Composing it [When The Night Comes Falling From The Sky], yeah. Um… you know, it was bits and pieces of different places that went into writing that. Lines overheard here and there, you know, strung together over a long period of time, resulted in that particular piece.
~Bob Dylan (to Eliot Mintz – March 1991)
…Dylan sings wonderfully. The songs seems capable of kicking itself into even-higher gear, and as the band recognizes it, so does Dylan, who gets audibly more and more excited as the song progresses
~John Bauldie (about the TBS 1-3 version)
@ #113 on my list of Dylan’s 200 best songs.. and this is the “Bootleg Series 1-3” version…. the Empire Burlesque version is nowhere near my top 200…
This version was recorded @
The Power Station
New York City, New York
19 February 1985 Empire Burlesque recording session
The band included 2 “E-streeter’s”: Roy Bittan & Little “Stevie” Van Zandt..
Bob Dylan (guitar, vocal)
Roy Bittan (piano)
Robbie Shakespeare (bass)
Sly Dunbar (drums)
Queen Ester Marrow, Debra Byrd, Carolyn Dennis (backing vocals).
These tracks started circulating in June 2016 when the bootleg After The Empire became available.
Keeping within the brief, Dylan who was still bubbling with ideas, re-entered the studio on halloween 1985 at Cherokee Studios – It has been assumed that the players were Bob Dylan (vocal & guitar), Vito San Filippo (bass), Raymond Lee Pounds (drums), Carolyn Dennis, Madelyn Quebec, Elisecia Wright (backup vocals) but that doesn’t make up for the harp playing and electric piano that you hear through these tracks – and, possibly entertained by the idea of Neil Young’s “Everybody’s Rockin’” album, Bob threw around a few ideas that seemed to be based around rock and roll, the sessions still have the nuance of a little 80’s production, and like “Empire Burlesque”, these sessions can be a lot of fun.
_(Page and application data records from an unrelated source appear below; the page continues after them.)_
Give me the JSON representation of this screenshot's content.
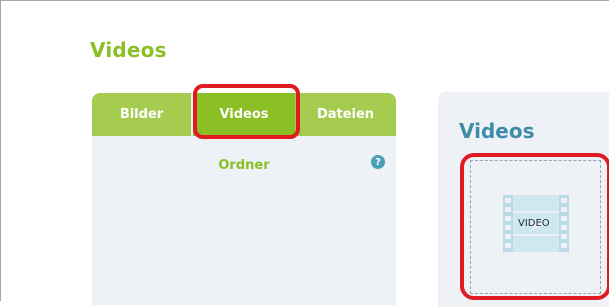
{
  "page": {
    "title": "Videos"
  },
  "tabs": [
    {
      "label": "Bilder",
      "active": false
    },
    {
      "label": "Videos",
      "active": true
    },
    {
      "label": "Dateien",
      "active": false
    }
  ],
  "folders": {
    "label": "Ordner",
    "help_icon": "?"
  },
  "content": {
    "title": "Videos",
    "item": {
      "label": "VIDEO",
      "icon": "film-strip-icon"
    }
  },
  "colors": {
    "accent_green": "#8bbf26",
    "tab_green": "#a6cc4f",
    "title_blue": "#3f8ca9",
    "panel_bg": "#eef1f5",
    "highlight_red": "#e11b22"
  }
}
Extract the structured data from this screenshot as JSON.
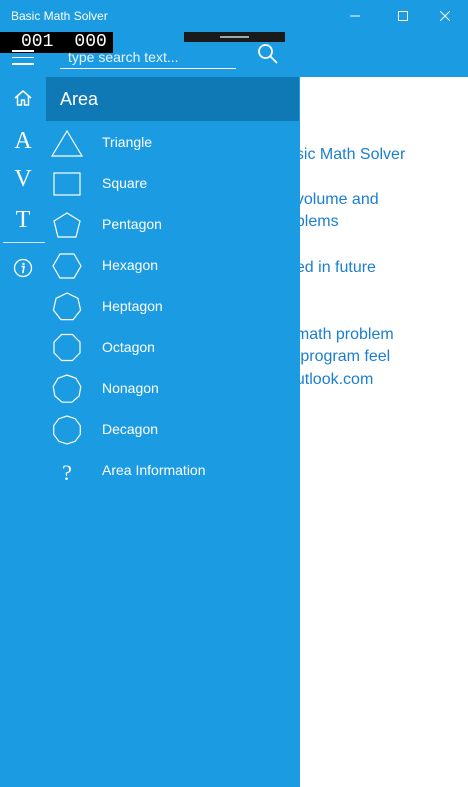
{
  "window": {
    "title": "Basic Math Solver",
    "controls": {
      "minimize": "—",
      "maximize": "☐",
      "close": "✕"
    }
  },
  "overlay": {
    "counter_left": "001",
    "counter_right": "000"
  },
  "search": {
    "placeholder": "type search text..."
  },
  "rail": {
    "items": [
      {
        "kind": "icon",
        "icon": "home-icon"
      },
      {
        "kind": "letter",
        "label": "A"
      },
      {
        "kind": "letter",
        "label": "V"
      },
      {
        "kind": "letter",
        "label": "T"
      },
      {
        "kind": "icon",
        "icon": "info-icon"
      }
    ]
  },
  "pane": {
    "header": "Area",
    "items": [
      {
        "label": "Triangle",
        "icon": "triangle-icon"
      },
      {
        "label": "Square",
        "icon": "square-icon"
      },
      {
        "label": "Pentagon",
        "icon": "pentagon-icon"
      },
      {
        "label": "Hexagon",
        "icon": "hexagon-icon"
      },
      {
        "label": "Heptagon",
        "icon": "heptagon-icon"
      },
      {
        "label": "Octagon",
        "icon": "octagon-icon"
      },
      {
        "label": "Nonagon",
        "icon": "nonagon-icon"
      },
      {
        "label": "Decagon",
        "icon": "decagon-icon"
      },
      {
        "label": "Area Information",
        "icon": "question-icon"
      }
    ]
  },
  "content": {
    "lines": [
      "asic Math Solver",
      ", volume and",
      "oblems",
      "ded in future",
      ", math problem",
      "e program feel",
      "outlook.com"
    ]
  },
  "colors": {
    "accent": "#1b9ce2",
    "pane_header": "#0f79b5",
    "content_text": "#1a7fd0"
  }
}
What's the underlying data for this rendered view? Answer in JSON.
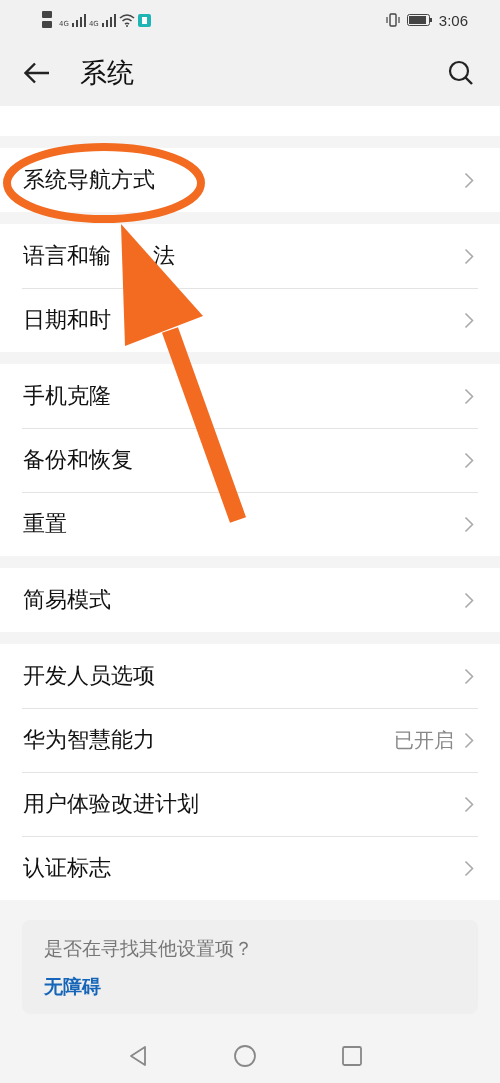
{
  "status_bar": {
    "time": "3:06",
    "network_1": "4G",
    "network_2": "4G"
  },
  "header": {
    "title": "系统"
  },
  "groups": [
    {
      "items": [
        {
          "label": "系统导航方式",
          "highlighted": true
        }
      ]
    },
    {
      "items": [
        {
          "label": "语言和输",
          "label_tail": "法"
        },
        {
          "label": "日期和时"
        }
      ]
    },
    {
      "items": [
        {
          "label": "手机克隆"
        },
        {
          "label": "备份和恢复"
        },
        {
          "label": "重置"
        }
      ]
    },
    {
      "items": [
        {
          "label": "简易模式"
        }
      ]
    },
    {
      "items": [
        {
          "label": "开发人员选项"
        },
        {
          "label": "华为智慧能力",
          "value": "已开启"
        },
        {
          "label": "用户体验改进计划"
        },
        {
          "label": "认证标志"
        }
      ]
    }
  ],
  "suggestion": {
    "question": "是否在寻找其他设置项？",
    "link": "无障碍"
  }
}
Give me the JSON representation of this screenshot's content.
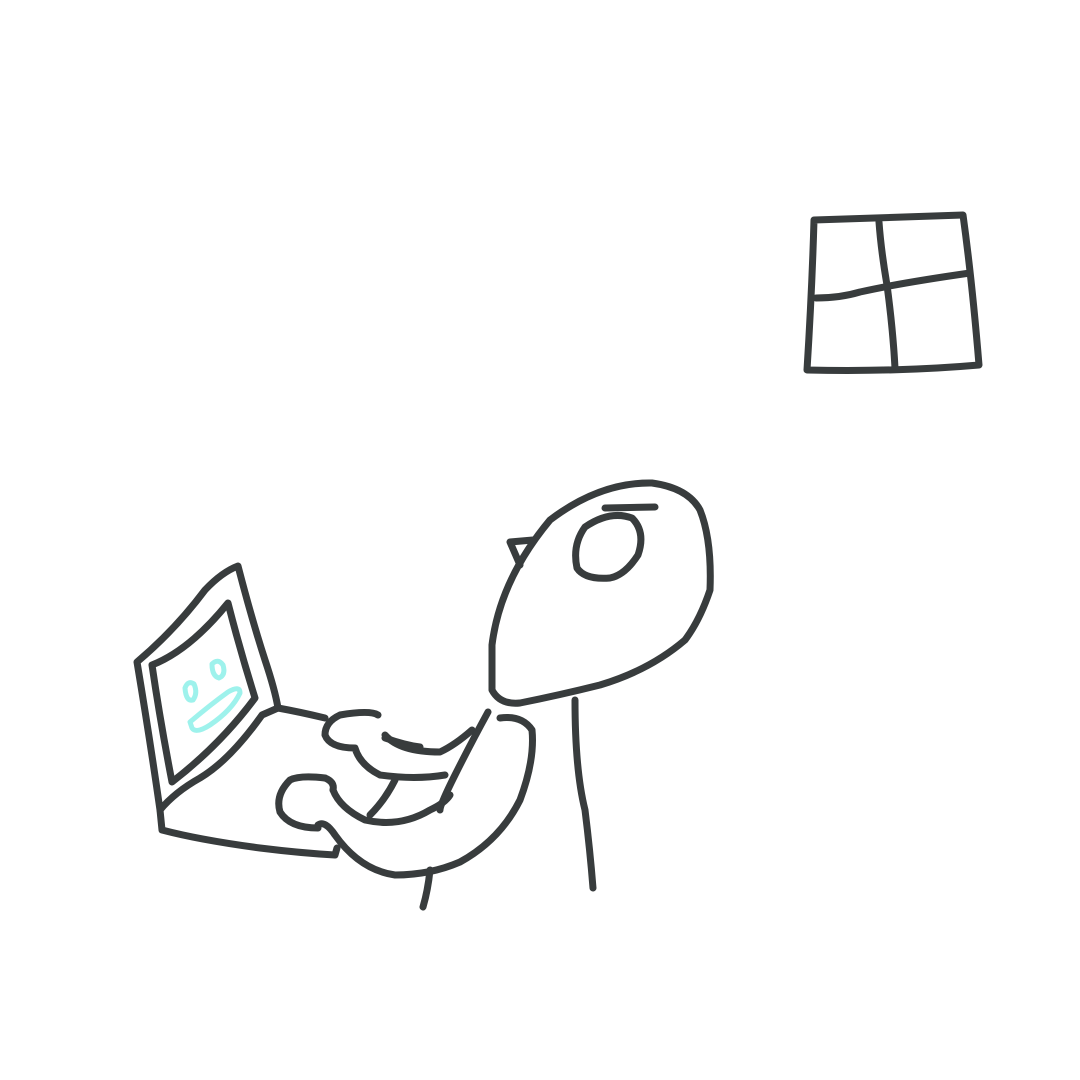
{
  "scene": {
    "background_color": "#ffffff",
    "ink_color": "#383c3d",
    "screen_doodle_color": "#9ef2ec",
    "subjects": [
      "window-icon",
      "person-figure",
      "laptop-icon"
    ]
  }
}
These recordings are a heck of a lot of feeling, Dylan’s muse, while not burning like it had or would again, directs him to dismissing any worries of seriousness and instead let him and his band have a bit of fun.
Los Angeles, California
31 October 1985
“Say what you want about Empire Burlesque — at the very least, it’s the most consistent record Bob Dylan has made since Blood on the Tracks, even if it isn’t quite as interesting as Desire. However, it is a better set of songs, all deriving from the same place and filled with subtle gems — the most obvious being “Tight Connection to My Heart (Has Anybody Seen My Love?),” but also “Emotionally Yours” and “Dark Eyes” — proving that his powers are still there.”
I’ll Remember You (my favorite version from the movie Masked and Anonymous):
Bob Dylan fans and music critics continue to debate the album’s merits, especially when compared to the styles he pioneered in the 1960s and 1970s. It is one of Dylan’s most discussed albums in terms of quality, having a distinct “80s style” production to the songs. There are some really great songs on this album, but they seem hidden under the “80s sound”.
The sessions for Empire Burlesque were held in New York and Hollywood from July 1984 to April 1985.